Dr. Ernest Kurtz, author of the definitive history of Alcoholics Anonymous and many other fine books, passed away this week. We used to write each other regularly, and I am glad I saved his letters so that I could re-read them this week. At the time of our correspondence (1993-1997), I was a hospice volunteer and he was a former priest, which helps explain why many of our letters were about faith and death. It was an interesting experience to read what a friend who died a few days ago said about his mortality, 20 years in advance of the event. Here are three brief excerpts that struck me, from different letters:
I distrust all orthodoxy except the Roman church’s. (If you are going off the deep end, might as well jump high).
I would rather die eating a steak smothered in butter than live a long life on tofu and greens. Both theologically and existentially, I think it accurate that I have no fear of death. Any fear is of a stroke, and so I did do a living will — I do not think I would make a very good disabled person. (They might force tofu and nutrasweet and all that low fat merde on me.)

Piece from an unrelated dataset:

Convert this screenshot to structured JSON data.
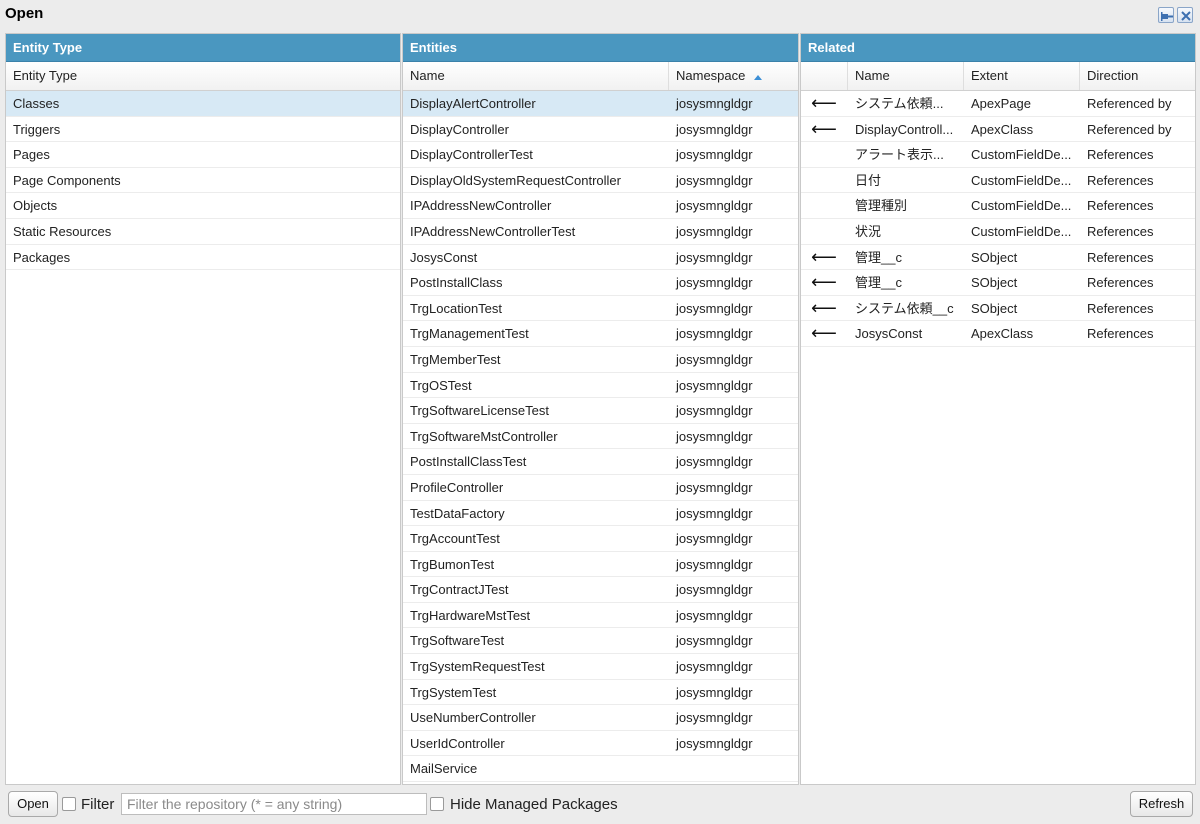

My life course, which has included hospital chaplaincy work and living in a terminal care hospital when I first arrived in Cambridge, has brought me around death quite a bit. And then there are my own heart attacks and the experiences that brought on the later angioplasty etc. My sense is that death is something we cannot imagine – on the chance that it is an adventure, though, I’m ready to go willingly. Close to death, the only regret most seem to have is that they were not kinder. But beyond that virtual truism, it seems to me that wanting to know about death is another manifestation of the human drive to control, and the frustration and consequent “denial” when faced with the inability to control. One reason I like the Catholic tradition is its openness to mystery. Confronted by mystery, the only response is awe. It can be hopeful awe or fearful awe or just plain awe. So far at least, my response is the last.
Rest in peace Ernie.